The Dairy Barn at Texas Tech University was completed in 1927 and was built to house the cows used by the Animal Husbandry Department. The barn and adjacent silo were designed by the architectural and engineering firm of Sanguinet, Staats & Hedrick. Principal architect Wyatt Hedrick designed an Arts and Crafts bungalow barn, a style that differed from the central campus Spanish Renaissance Revival architecture. Two agricultural instructors, Dr. A.H. Leidigh and W.L. Stangel, were instrumental in the planning stages, suggesting that the barn should appeal to the sensibilities of farmers. The El Paso firm of Ramey Bros. was awarded the contract in July 1925 to build the dairy barn complex.
The barn closely followed standard dairy farming configuration and was constructed with hollow-tile walls plastered with gray stucco, wood windows, doors and exposed rafter ends. The free-standing silo was constructed from cast concrete and features a conical roof. The plans for the two-wing barn included a milk house, sun room, milking and feeding room, calf stalls, boiler room, feed mixing room and an office.
By 1930, the dairy produced enough milk, butter and ice cream for the college cafeteria and private customers.

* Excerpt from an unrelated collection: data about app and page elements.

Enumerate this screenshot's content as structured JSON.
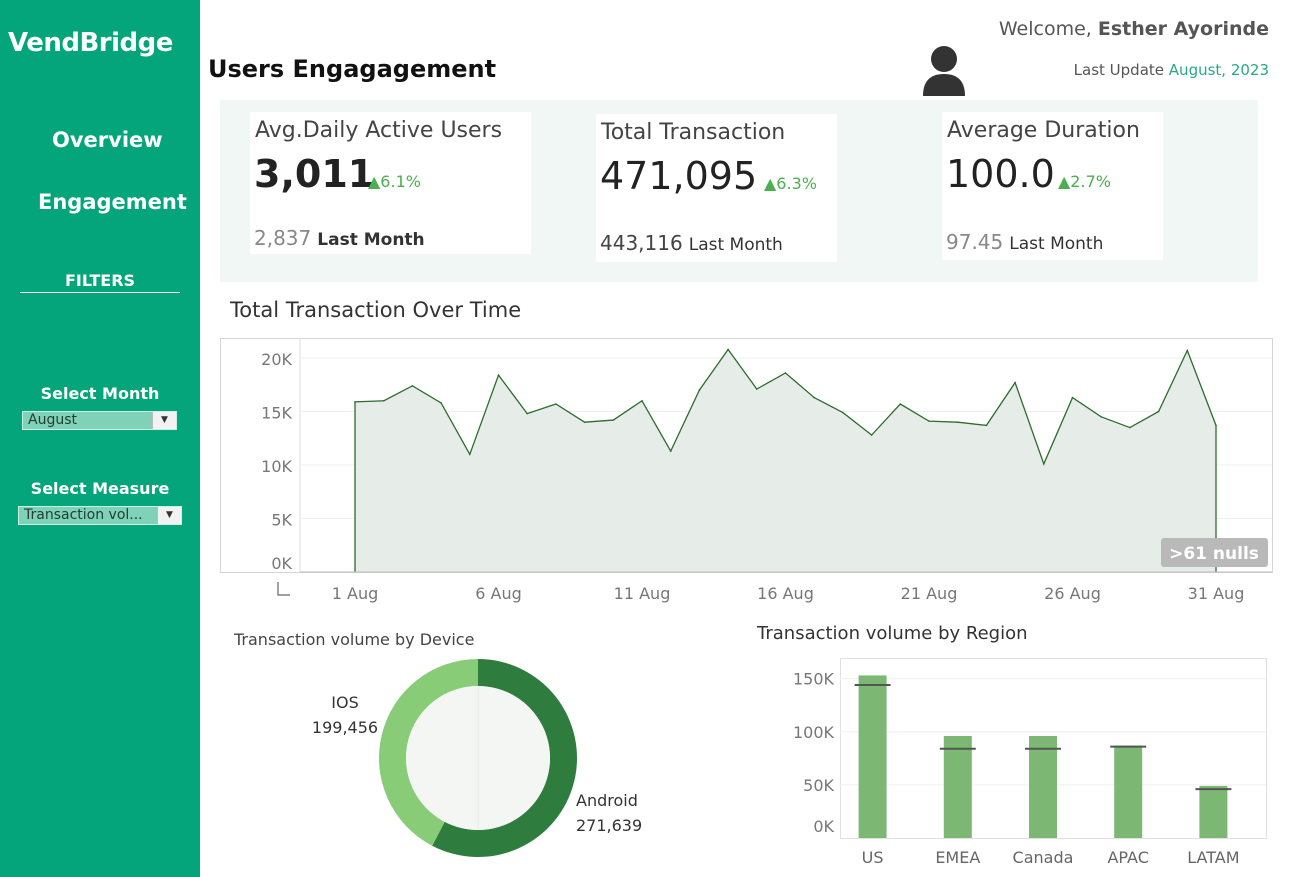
{
  "app": {
    "name": "VendBridge"
  },
  "sidebar": {
    "nav": [
      {
        "label": "Overview"
      },
      {
        "label": "Engagement"
      }
    ],
    "filters_title": "FILTERS",
    "month_filter": {
      "label": "Select Month",
      "value": "August"
    },
    "measure_filter": {
      "label": "Select Measure",
      "value": "Transaction vol..."
    }
  },
  "header": {
    "title": "Users Engagagement",
    "welcome_prefix": "Welcome,",
    "user_name": "Esther Ayorinde",
    "last_update_label": "Last Update",
    "last_update_value": "August, 2023"
  },
  "kpis": [
    {
      "title": "Avg.Daily Active Users",
      "value": "3,011",
      "change": "▲6.1%",
      "previous": "2,837",
      "previous_label": "Last Month"
    },
    {
      "title": "Total Transaction",
      "value": "471,095",
      "change": "▲6.3%",
      "previous": "443,116",
      "previous_label": "Last Month"
    },
    {
      "title": "Average Duration",
      "value": "100.0",
      "change": "▲2.7%",
      "previous": "97.45",
      "previous_label": "Last Month"
    }
  ],
  "colors": {
    "sidebar": "#04a57a",
    "accent": "#2aa886",
    "positive": "#4caf50",
    "line": "#2e6b2e",
    "area": "#e6ede8",
    "bar": "#7cb774",
    "donut_dark": "#2e7d3e",
    "donut_light": "#88cc78"
  },
  "chart_data": [
    {
      "type": "area",
      "title": "Total Transaction Over Time",
      "xlabel": "",
      "ylabel": "",
      "x_tick_labels": [
        "1 Aug",
        "6 Aug",
        "11 Aug",
        "16 Aug",
        "21 Aug",
        "26 Aug",
        "31 Aug"
      ],
      "y_tick_labels": [
        "20K",
        "15K",
        "10K",
        "5K",
        "0K"
      ],
      "ylim": [
        0,
        21000
      ],
      "grid": true,
      "annotation": ">61 nulls",
      "x": [
        1,
        2,
        3,
        4,
        5,
        6,
        7,
        8,
        9,
        10,
        11,
        12,
        13,
        14,
        15,
        16,
        17,
        18,
        19,
        20,
        21,
        22,
        23,
        24,
        25,
        26,
        27,
        28,
        29,
        30,
        31
      ],
      "values": [
        15900,
        16000,
        17400,
        15800,
        11000,
        18400,
        14800,
        15700,
        14000,
        14200,
        16000,
        11300,
        17000,
        20800,
        17100,
        18600,
        16300,
        14900,
        12800,
        15700,
        14100,
        14000,
        13700,
        17700,
        10100,
        16300,
        14500,
        13500,
        15000,
        20700,
        13700
      ]
    },
    {
      "type": "pie",
      "title": "Transaction volume by Device",
      "labels": [
        "Android",
        "IOS"
      ],
      "values": [
        271639,
        199456
      ],
      "value_labels": [
        "271,639",
        "199,456"
      ]
    },
    {
      "type": "bar",
      "title": "Transaction volume by Region",
      "categories": [
        "US",
        "EMEA",
        "Canada",
        "APAC",
        "LATAM"
      ],
      "values": [
        153000,
        96000,
        96000,
        87000,
        49000
      ],
      "reference_values": [
        144000,
        84000,
        84000,
        86000,
        46000
      ],
      "y_tick_labels": [
        "150K",
        "100K",
        "50K",
        "0K"
      ],
      "ylim": [
        0,
        160000
      ],
      "grid": true
    }
  ]
}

Students who kept their cows at the dairy reduced their tuition through the sale of the dairy’s products. The barn was damaged in a fire on January 29, 1930, but was repaired and remained in use until 1966 when the Dairy Manufacturing Department vacated the building. Soon after, the milk house and sun room wings were demolished to make way for the Foreign Language Building.
The Texas Tech Dairy Barn is also on the National Register of Historic Places.